Last updated on September 28th, 2021 at 01:22 pm
Wonder if twins really share a special bond? See what happened when these separated twins were brought back together again after 200 days!
Are you ready for your hearts to explode with all the feelings? Don’t say I didn’t warn you! The twin bond is truly a remarkable gift. No one knows that better than the parents of Cora and Miller McCoy.
Complications led to their premature birth
Identical twins Cora and Miller have been apart for almost the entire first year of their little baby lives. They suffered from not one but two rare diseases in the womb. Suffering from a form of Twin-to-Twin Transfusion Syndrome (TTTS) called Twin Anemia Polycythemia Sequence (TAPS) and Selective Intrauterine Growth Restriction (SIUGR), the little girls were just 30 weeks old when they were born in February 2020.
Born at 3lb 9oz, Cora spent 40 days in the Northside Hospital Atlanta NICU, while Miller, born at a miraculous 15oz, was transported to the Children’s Healthcare of Atlanta Scottish Rite NICU at one-month-old.
The girls suffered from complications that kept them apart
TTTS occurs with twins or multiple babies when their “vessel connections within the placenta are not evenly dispersed and there is an imbalance in the blood exchange between the twins,” according to Johns Hopkins Medicine. TAPS is a rare condition that occurs when there are unequal blood counts between the twins in the womb. Unequal blood counts cause the twins to suffer from an imbalance in red blood cells and hemoglobin. This means one twin is not receiving the appropriate amount of oxygen and nutrients it needs to develop properly. TAPS can occur randomly or after an incomplete laser surgery to treat TTTS.
In contrast to classical TTTS, TAPS is caused by the joining of a few small-caliber artery-to-vein vessel connections (AV anastomoses). Arteries are the blood vessels that carry oxygen-rich blood from the heart to the rest of the body. Veins are the vessels through which blood returns to the heart. These AV anastomoses are typically near the edge of the placenta and are less than 1 mm in diameter.
CHOP explains sIUGR as, “Selective intrauterine growth restriction (sIUGR) occurs when there is unequal placental sharing which leads to suboptimal growth of one twin.” The principle cause for the development of sIUGR in monochorionic twins is unequal placental sharing. The growth-restricted twin has a smaller share of the placenta, which over time results in abnormal blood flow and less growth. This could lead to the death of the growth-restricted twin.
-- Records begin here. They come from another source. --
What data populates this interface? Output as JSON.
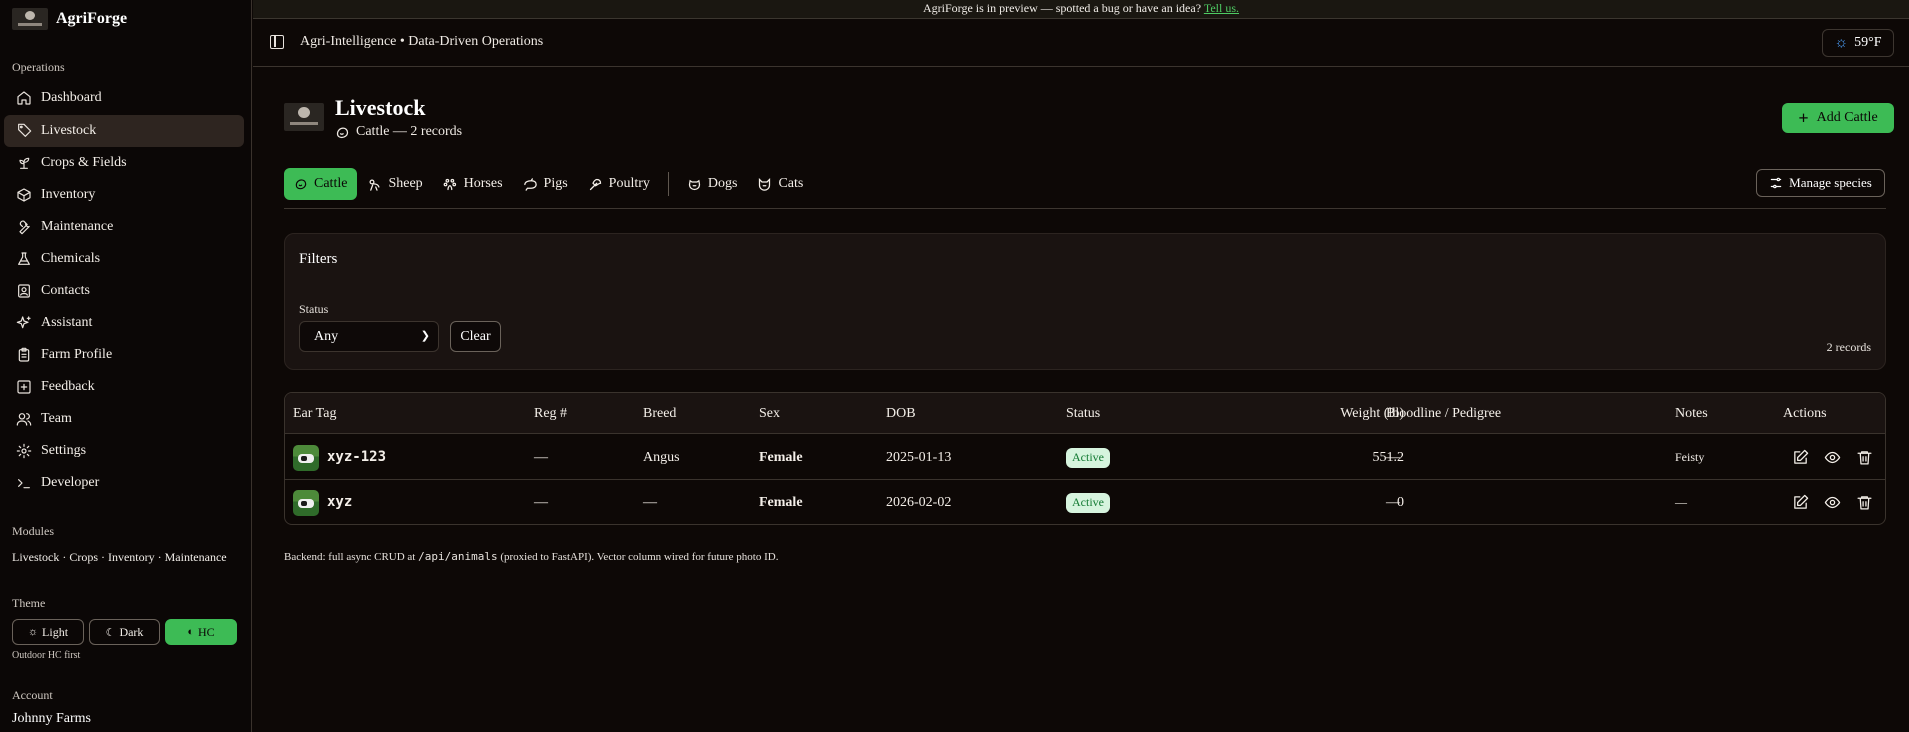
{
  "app": {
    "name": "AgriForge"
  },
  "banner": {
    "text": "AgriForge is in preview — spotted a bug or have an idea?",
    "link": "Tell us."
  },
  "topbar": {
    "breadcrumb": "Agri-Intelligence • Data-Driven Operations",
    "weather": "59°F"
  },
  "sidebar": {
    "operations_label": "Operations",
    "items": [
      {
        "label": "Dashboard",
        "icon": "home-icon"
      },
      {
        "label": "Livestock",
        "icon": "tag-icon"
      },
      {
        "label": "Crops & Fields",
        "icon": "sprout-icon"
      },
      {
        "label": "Inventory",
        "icon": "box-icon"
      },
      {
        "label": "Maintenance",
        "icon": "wrench-icon"
      },
      {
        "label": "Chemicals",
        "icon": "flask-icon"
      },
      {
        "label": "Contacts",
        "icon": "contact-icon"
      },
      {
        "label": "Assistant",
        "icon": "sparkles-icon"
      },
      {
        "label": "Farm Profile",
        "icon": "clipboard-icon"
      },
      {
        "label": "Feedback",
        "icon": "message-plus-icon"
      },
      {
        "label": "Team",
        "icon": "users-icon"
      },
      {
        "label": "Settings",
        "icon": "gear-icon"
      },
      {
        "label": "Developer",
        "icon": "terminal-icon"
      }
    ],
    "modules_label": "Modules",
    "modules_text": "Livestock · Crops · Inventory · Maintenance",
    "theme_label": "Theme",
    "theme": {
      "light": "Light",
      "dark": "Dark",
      "hc": "HC"
    },
    "theme_note": "Outdoor HC first",
    "account_label": "Account",
    "account_name": "Johnny Farms"
  },
  "page": {
    "title": "Livestock",
    "subtitle": "Cattle — 2 records",
    "add_button": "Add Cattle",
    "manage_species": "Manage species",
    "tabs": [
      {
        "label": "Cattle",
        "icon": "cattle-icon"
      },
      {
        "label": "Sheep",
        "icon": "sheep-icon"
      },
      {
        "label": "Horses",
        "icon": "horse-icon"
      },
      {
        "label": "Pigs",
        "icon": "pig-icon"
      },
      {
        "label": "Poultry",
        "icon": "poultry-icon"
      },
      {
        "label": "Dogs",
        "icon": "dog-icon"
      },
      {
        "label": "Cats",
        "icon": "cat-icon"
      }
    ]
  },
  "filters": {
    "title": "Filters",
    "status_label": "Status",
    "status_value": "Any",
    "clear": "Clear",
    "count": "2 records"
  },
  "table": {
    "columns": [
      "Ear Tag",
      "Reg #",
      "Breed",
      "Sex",
      "DOB",
      "Status",
      "Weight (lb)",
      "Bloodline / Pedigree",
      "Notes",
      "Actions"
    ],
    "rows": [
      {
        "ear_tag": "xyz-123",
        "reg": "—",
        "breed": "Angus",
        "sex": "Female",
        "dob": "2025-01-13",
        "status": "Active",
        "weight": "551.2",
        "bloodline": "—",
        "notes": "Feisty"
      },
      {
        "ear_tag": "xyz",
        "reg": "—",
        "breed": "—",
        "sex": "Female",
        "dob": "2026-02-02",
        "status": "Active",
        "weight": "0",
        "bloodline": "—",
        "notes": "—"
      }
    ]
  },
  "footnote": {
    "pre": "Backend: full async CRUD at",
    "code": "/api/animals",
    "post": "(proxied to FastAPI). Vector column wired for future photo ID."
  },
  "colors": {
    "accent": "#3dbb55",
    "background": "#0d0806",
    "badge_bg": "#d6f4de",
    "badge_fg": "#137a33"
  }
}
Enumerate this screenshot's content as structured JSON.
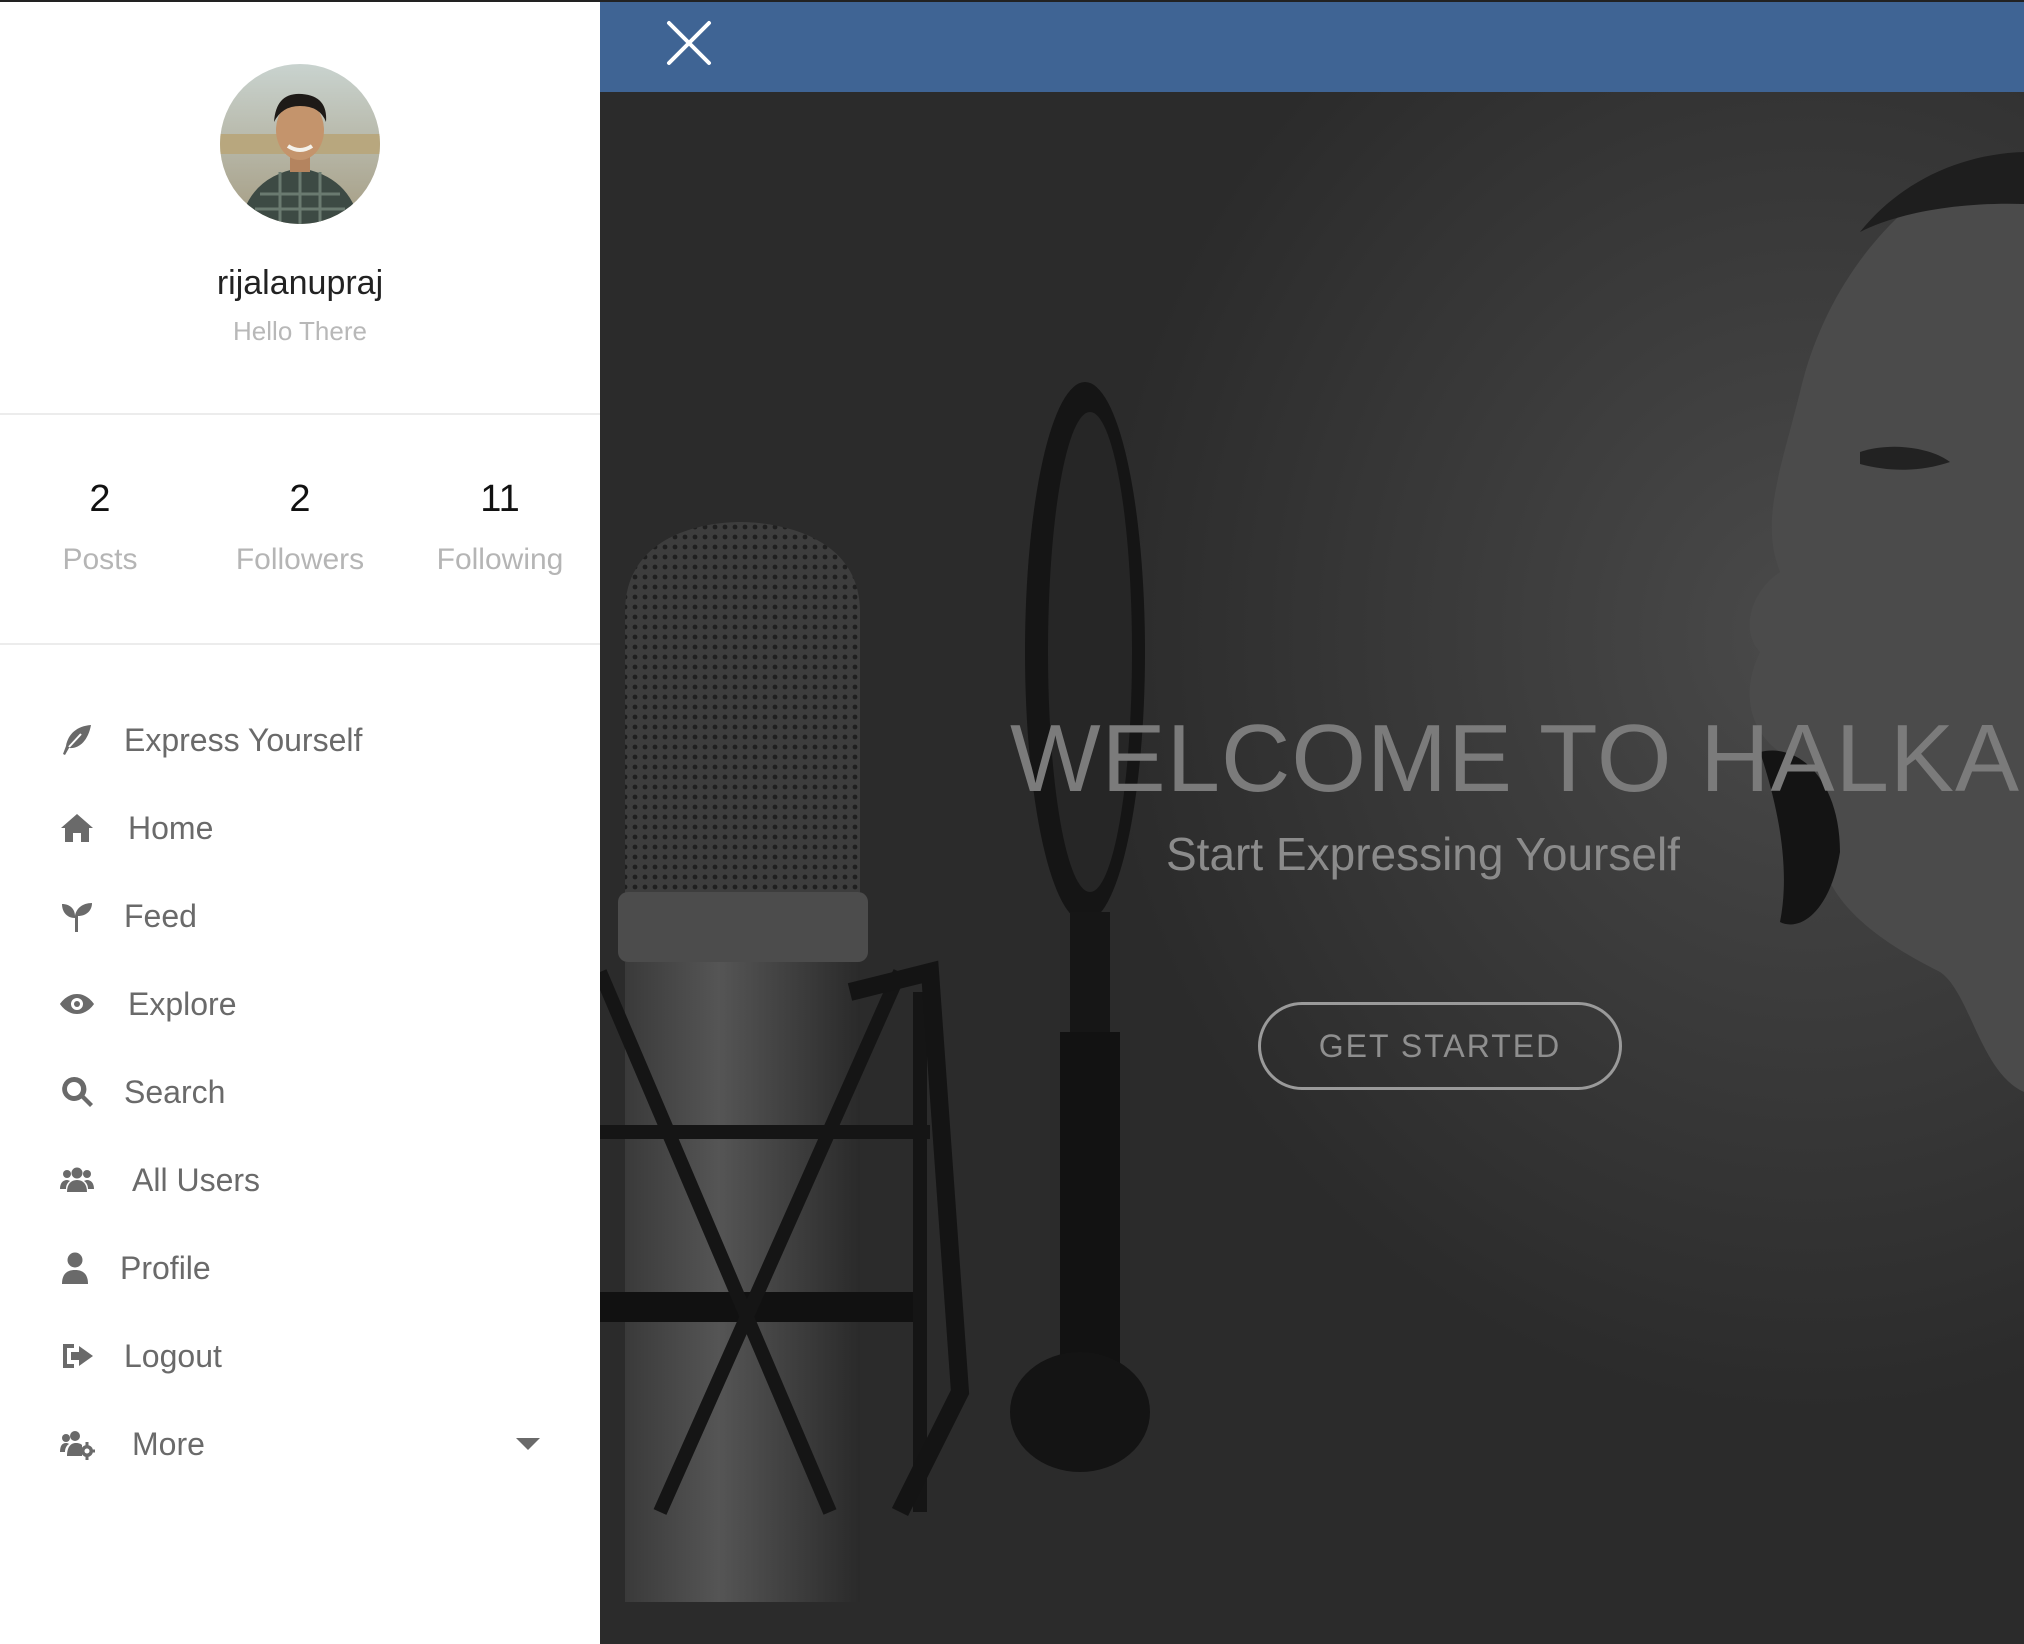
{
  "profile": {
    "username": "rijalanupraj",
    "bio": "Hello There"
  },
  "stats": [
    {
      "value": "2",
      "label": "Posts"
    },
    {
      "value": "2",
      "label": "Followers"
    },
    {
      "value": "11",
      "label": "Following"
    }
  ],
  "menu": [
    {
      "label": "Express Yourself",
      "icon": "feather-icon"
    },
    {
      "label": "Home",
      "icon": "home-icon"
    },
    {
      "label": "Feed",
      "icon": "seedling-icon"
    },
    {
      "label": "Explore",
      "icon": "eye-icon"
    },
    {
      "label": "Search",
      "icon": "search-icon"
    },
    {
      "label": "All Users",
      "icon": "users-icon"
    },
    {
      "label": "Profile",
      "icon": "user-icon"
    },
    {
      "label": "Logout",
      "icon": "logout-icon"
    },
    {
      "label": "More",
      "icon": "users-cog-icon"
    }
  ],
  "topbar": {
    "close_icon": "close-icon",
    "color": "#3f6494"
  },
  "hero": {
    "title": "WELCOME TO HALKAPAN",
    "subtitle": "Start Expressing Yourself",
    "cta_label": "GET STARTED"
  }
}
Because the shared placenta also contains shared blood vessels between the twins (vascular communications), sIUGR also impacts the development of the brain and nervous system in the twin who is growing normally.
Bringing the twins back together again
In a sweet photo captured by CHOA, the girls showed off their twin bond as they locked eyes and held onto each other’s hands as they were happily being reunited.
“Cora and Miller know a thing or two about strength,” the hospital wrote on Instagram beside the heartwarming photo. “Between stays in the NICU and our Heart Center, the sisters hadn’t seen each other for more than 200 days. When they finally reunited… their instinctive handhold left nary a dry eye in the room.”
One of those people who witnessed the emotional moment these girls were brought back together was the girls’ mom, Lindsey McCoy, who told NBC affiliate WXIA, “This mama’s heart was bursting.” She added, “It was the first time the girls had truly seen each other since they were born, and the first time all four of us were together in one room since the girls were just three weeks old.”
As Miller continues to recover from the heart procedure, the McCoy family says they’re hopeful the twins won’t be separated for much longer.
We are wishing both girls and parents the best of luck during their journey to all being together again forever!
Laura Birks is a freelance writer and essayist. She lives in New Jersey with her twin boys, a dog, a couple of cats, and a husband. When she’s not doling out medicine or cleaning up vomit, she is writing. Her house is in a constant state of disarray and the laundry is never put away. She likes to pretend she is superwoman but the truth is, she is a mere mortal with a messy house. Find her on Twitter, Instagram, and Pinterest